Changed a way how RGB images are saving from RGBA
authorSergey Sharybin <sergey.vfx@gmail.com>
Thu, 28 Feb 2013 14:25:26 +0000 (14:25 +0000)
committerSergey Sharybin <sergey.vfx@gmail.com>
Thu, 28 Feb 2013 14:25:26 +0000 (14:25 +0000)
Before alpha channel was simply ignored causing bad looking
straight colors which is pretty much useless.

Now saving RGB would alpha-over image on top of black color,
which makes final image look really nice. It's also very
such the same what other graphics software does this.

In the future we could easily support configurable backdrop
color, which would be really the same as other SW does it.

Also, it'll probably worth adding the same mode to RGB
display of image editor.

source/blender/imbuf/intern/colormanagement.c
source/blender/imbuf/intern/imageprocess.c

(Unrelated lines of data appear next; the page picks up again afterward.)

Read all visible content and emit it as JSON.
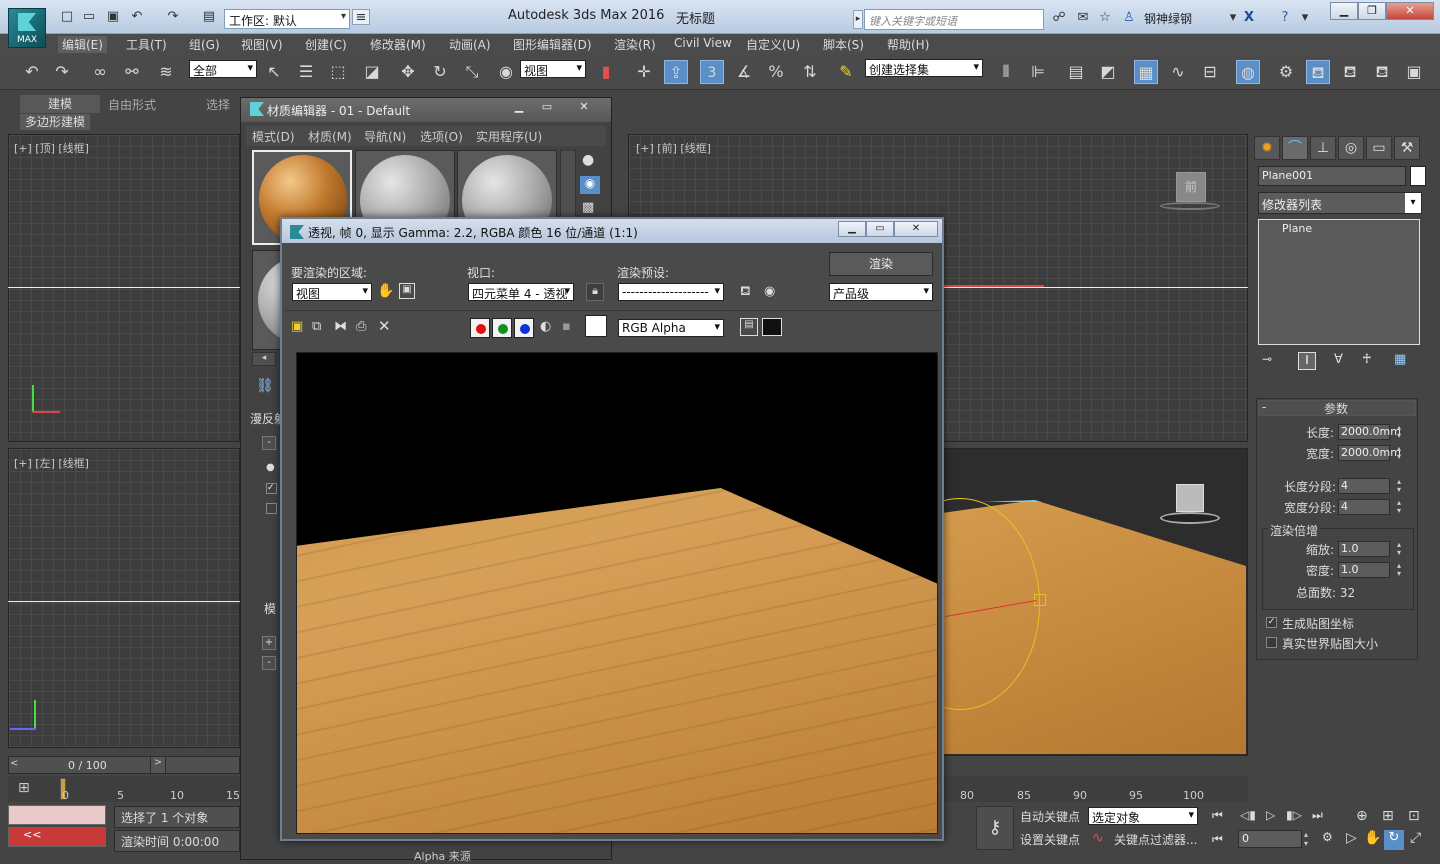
{
  "app": {
    "logo_label": "MAX",
    "title": "Autodesk 3ds Max 2016",
    "document": "无标题",
    "workspace_prefix": "工作区: 默认",
    "search_placeholder": "键入关键字或短语",
    "user": "钢神绿钢"
  },
  "menus": [
    "编辑(E)",
    "工具(T)",
    "组(G)",
    "视图(V)",
    "创建(C)",
    "修改器(M)",
    "动画(A)",
    "图形编辑器(D)",
    "渲染(R)",
    "Civil View",
    "自定义(U)",
    "脚本(S)",
    "帮助(H)"
  ],
  "toolbar": {
    "selection_filter": "全部",
    "ref_coord": "视图",
    "named_selection": "创建选择集",
    "snap_label": "3"
  },
  "ribbon": {
    "tabs": [
      "建模",
      "自由形式",
      "选择"
    ],
    "panel": "多边形建模"
  },
  "viewports": {
    "top": "[+] [顶] [线框]",
    "front": "[+] [前] [线框]",
    "left": "[+] [左] [线框]",
    "navcube_front": "前"
  },
  "material_editor": {
    "title": "材质编辑器 - 01 - Default",
    "menus": [
      "模式(D)",
      "材质(M)",
      "导航(N)",
      "选项(O)",
      "实用程序(U)"
    ],
    "side_labels": [
      "漫反射",
      "模"
    ],
    "bottom_label": "Alpha 来源"
  },
  "render_window": {
    "title": "透视, 帧 0, 显示 Gamma: 2.2, RGBA 颜色 16 位/通道 (1:1)",
    "area_label": "要渲染的区域:",
    "area_value": "视图",
    "viewport_label": "视口:",
    "viewport_value": "四元菜单 4 - 透视",
    "preset_label": "渲染预设:",
    "preset_value": "--------------------",
    "render_button": "渲染",
    "quality_value": "产品级",
    "channel_value": "RGB Alpha"
  },
  "command_panel": {
    "object_name": "Plane001",
    "modifier_list": "修改器列表",
    "stack_item": "Plane",
    "rollout_title": "参数",
    "length_label": "长度:",
    "length_value": "2000.0mm",
    "width_label": "宽度:",
    "width_value": "2000.0mm",
    "length_segs_label": "长度分段:",
    "length_segs_value": "4",
    "width_segs_label": "宽度分段:",
    "width_segs_value": "4",
    "render_mult_title": "渲染倍增",
    "scale_label": "缩放:",
    "scale_value": "1.0",
    "density_label": "密度:",
    "density_value": "1.0",
    "total_faces": "总面数: 32",
    "gen_map_coords": "生成贴图坐标",
    "real_world": "真实世界贴图大小"
  },
  "timeline": {
    "frame": "0 / 100",
    "ticks_left": [
      "0",
      "5",
      "10",
      "15"
    ],
    "ticks_right": [
      "80",
      "85",
      "90",
      "95",
      "100"
    ]
  },
  "status": {
    "selected": "选择了 1 个对象",
    "render_time": "渲染时间 0:00:00",
    "auto_key": "自动关键点",
    "set_key": "设置关键点",
    "selection_mode": "选定对象",
    "key_filters": "关键点过滤器...",
    "current_frame": "0"
  },
  "colors": {
    "wood_light": "#d49a4c",
    "wood_dark": "#b57428",
    "accent": "#5a8ec6"
  }
}
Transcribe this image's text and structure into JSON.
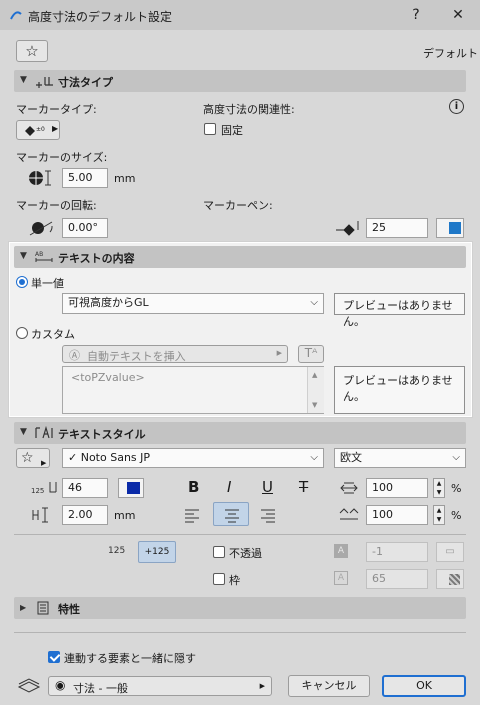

index ff297d70cc3376d1d7e0d95df1ce1c0e6942bb9c..cfeacff7f4a949a8d4d3f77e184b86e61de0b635 100644 (file)
@@ -1702,13 +1702,11 @@ ImBuf *IMB_colormanagement_imbuf_for_write(ImBuf *ibuf, int save_as_render, int
        int do_colormanagement;
        int is_movie = BKE_imtype_is_movie(image_format_data->imtype);
        int requires_linear_float = BKE_imtype_requires_linear_float(image_format_data->imtype);
+       int do_alpha_under = image_format_data->planes != R_IMF_PLANES_RGBA;
 
        do_colormanagement = save_as_render && (is_movie || !requires_linear_float);
 
-       if (do_colormanagement) {
-               int make_byte = FALSE;
-               ImFileType *type;
-
+       if (do_colormanagement || do_alpha_under) {
                if (allocate_result) {
                        colormanaged_ibuf = IMB_dupImBuf(ibuf);
                }
@@ -1727,6 +1725,41 @@ ImBuf *IMB_colormanagement_imbuf_for_write(ImBuf *ibuf, int save_as_render, int
                                ibuf->mall |= IB_rectfloat;
                        }
                }
+       }
+
+       /* If we're saving from RGBA to RGB buffer then it's not
+        * so much useful to just ignore alpha -- it leads to bad
+        * artifacts especially when saving byte images.
+        *
+        * What we do here is we're overing our image on top of
+        * background color (which is currently black).
+        *
+        * This is quite much the same as what Gimp does and it
+        * seems to be what artists expects from saving.
+        *
+        * Do a conversion here, so image format writers could
+        * happily assume all the alpha tricks were made already.
+        * helps keep things locally here, not spreading it to
+        * all possible image writers we've got.
+        */
+       if (do_alpha_under) {
+               float color[3] = {0, 0, 0};
+
+               if (colormanaged_ibuf->rect_float && colormanaged_ibuf->channels == 4) {
+                       IMB_alpha_under_color_float(colormanaged_ibuf->rect_float, colormanaged_ibuf->x,
+                                                   colormanaged_ibuf->y, color);
+               }
+
+               if (colormanaged_ibuf->rect) {
+                       IMB_alpha_under_color_byte((unsigned char *)colormanaged_ibuf->rect,
+                                                  colormanaged_ibuf->x, colormanaged_ibuf->y,
+                                                  color);
+               }
+       }
+
+       if (do_colormanagement) {
+               int make_byte = FALSE;
+               ImFileType *type;
 
                /* for proper check whether byte buffer is required by a format or not
                 * should be pretty safe since this image buffer is supposed to be used for
index 59282c9d207f6e757d95b5efa9c9aec28d368bcc..26dd0f2977afaf9d3eb44dcbd133e31bf9c67825 100644 (file)
@@ -367,9 +367,9 @@ void IMB_alpha_under_color_byte(unsigned char *rect, int x, int y, float backcol
                else {
                        int mul = 255 - cp[3];
 
-                       cp[0] += mul * backcol[0] / 255;
-                       cp[1] += mul * backcol[1] / 255;
-                       cp[2] += mul * backcol[2] / 255;
+                       cp[0] = (cp[0] * cp[3] >> 8) + mul * backcol[0] / 255;
+                       cp[1] = (cp[1] * cp[3] >> 8) + mul * backcol[1] / 255;
+                       cp[2] = (cp[2] * cp[3] >> 8) + mul * backcol[2] / 255;
                }
 
                cp[3] = 255;